→ **What you are asked to do**: Every record should be copied exactly, and the images omitted.

Entries from a dataset of interfaces:
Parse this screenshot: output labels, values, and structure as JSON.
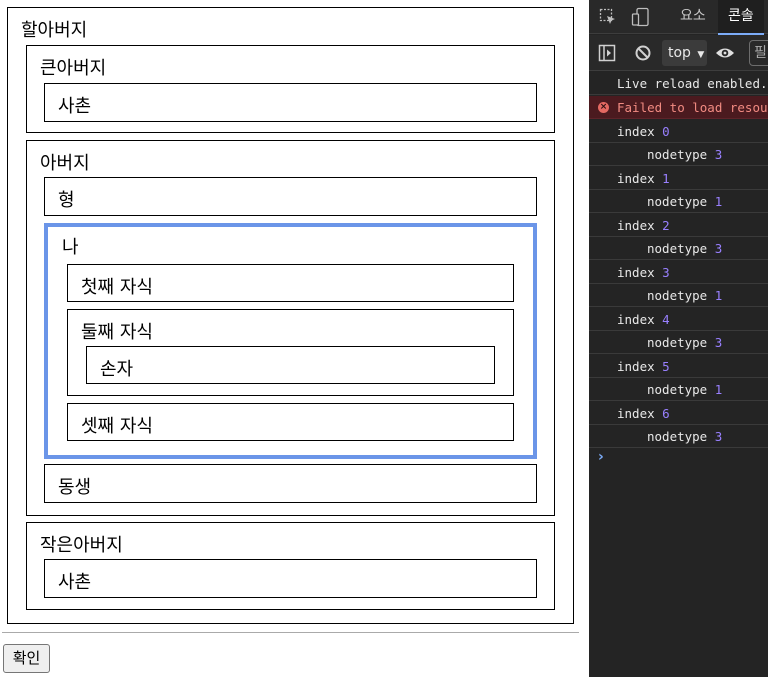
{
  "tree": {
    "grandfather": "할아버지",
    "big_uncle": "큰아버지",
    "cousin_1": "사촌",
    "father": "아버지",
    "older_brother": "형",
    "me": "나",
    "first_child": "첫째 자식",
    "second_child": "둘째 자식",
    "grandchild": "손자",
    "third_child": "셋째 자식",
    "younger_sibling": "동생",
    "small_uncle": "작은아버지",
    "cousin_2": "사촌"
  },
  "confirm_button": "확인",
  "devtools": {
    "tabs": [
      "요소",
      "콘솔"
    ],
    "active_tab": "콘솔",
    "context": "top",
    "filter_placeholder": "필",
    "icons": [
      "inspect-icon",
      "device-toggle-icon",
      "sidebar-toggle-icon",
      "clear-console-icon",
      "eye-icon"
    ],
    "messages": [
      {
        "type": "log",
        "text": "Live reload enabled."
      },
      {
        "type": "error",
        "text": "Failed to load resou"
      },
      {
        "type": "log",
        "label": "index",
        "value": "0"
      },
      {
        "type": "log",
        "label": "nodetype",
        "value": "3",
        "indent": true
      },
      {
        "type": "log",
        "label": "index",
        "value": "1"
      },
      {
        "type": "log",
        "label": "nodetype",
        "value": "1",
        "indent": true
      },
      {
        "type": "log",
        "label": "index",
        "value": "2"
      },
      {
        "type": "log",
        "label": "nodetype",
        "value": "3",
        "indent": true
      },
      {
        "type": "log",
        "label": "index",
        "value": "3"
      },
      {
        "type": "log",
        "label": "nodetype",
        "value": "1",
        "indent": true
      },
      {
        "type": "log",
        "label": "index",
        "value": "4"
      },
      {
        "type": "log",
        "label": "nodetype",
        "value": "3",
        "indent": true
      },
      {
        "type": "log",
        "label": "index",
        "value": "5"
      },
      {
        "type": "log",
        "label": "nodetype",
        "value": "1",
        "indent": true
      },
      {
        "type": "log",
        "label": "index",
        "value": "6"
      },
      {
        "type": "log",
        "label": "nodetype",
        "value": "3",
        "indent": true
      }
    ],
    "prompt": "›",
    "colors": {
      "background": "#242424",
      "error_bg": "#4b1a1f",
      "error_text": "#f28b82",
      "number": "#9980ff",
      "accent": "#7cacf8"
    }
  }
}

→ **Written solution**:
Parse this screenshot: output labels, values, and structure as JSON.
{
  "tree": {
    "grandfather": "할아버지",
    "big_uncle": "큰아버지",
    "cousin_1": "사촌",
    "father": "아버지",
    "older_brother": "형",
    "me": "나",
    "first_child": "첫째 자식",
    "second_child": "둘째 자식",
    "grandchild": "손자",
    "third_child": "셋째 자식",
    "younger_sibling": "동생",
    "small_uncle": "작은아버지",
    "cousin_2": "사촌"
  },
  "confirm_button": "확인",
  "devtools": {
    "tabs": [
      "요소",
      "콘솔"
    ],
    "active_tab": "콘솔",
    "context": "top",
    "filter_placeholder": "필",
    "icons": [
      "inspect-icon",
      "device-toggle-icon",
      "sidebar-toggle-icon",
      "clear-console-icon",
      "eye-icon"
    ],
    "messages": [
      {
        "type": "log",
        "text": "Live reload enabled."
      },
      {
        "type": "error",
        "text": "Failed to load resou"
      },
      {
        "type": "log",
        "label": "index",
        "value": "0"
      },
      {
        "type": "log",
        "label": "nodetype",
        "value": "3",
        "indent": true
      },
      {
        "type": "log",
        "label": "index",
        "value": "1"
      },
      {
        "type": "log",
        "label": "nodetype",
        "value": "1",
        "indent": true
      },
      {
        "type": "log",
        "label": "index",
        "value": "2"
      },
      {
        "type": "log",
        "label": "nodetype",
        "value": "3",
        "indent": true
      },
      {
        "type": "log",
        "label": "index",
        "value": "3"
      },
      {
        "type": "log",
        "label": "nodetype",
        "value": "1",
        "indent": true
      },
      {
        "type": "log",
        "label": "index",
        "value": "4"
      },
      {
        "type": "log",
        "label": "nodetype",
        "value": "3",
        "indent": true
      },
      {
        "type": "log",
        "label": "index",
        "value": "5"
      },
      {
        "type": "log",
        "label": "nodetype",
        "value": "1",
        "indent": true
      },
      {
        "type": "log",
        "label": "index",
        "value": "6"
      },
      {
        "type": "log",
        "label": "nodetype",
        "value": "3",
        "indent": true
      }
    ],
    "prompt": "›",
    "colors": {
      "background": "#242424",
      "error_bg": "#4b1a1f",
      "error_text": "#f28b82",
      "number": "#9980ff",
      "accent": "#7cacf8"
    }
  }
}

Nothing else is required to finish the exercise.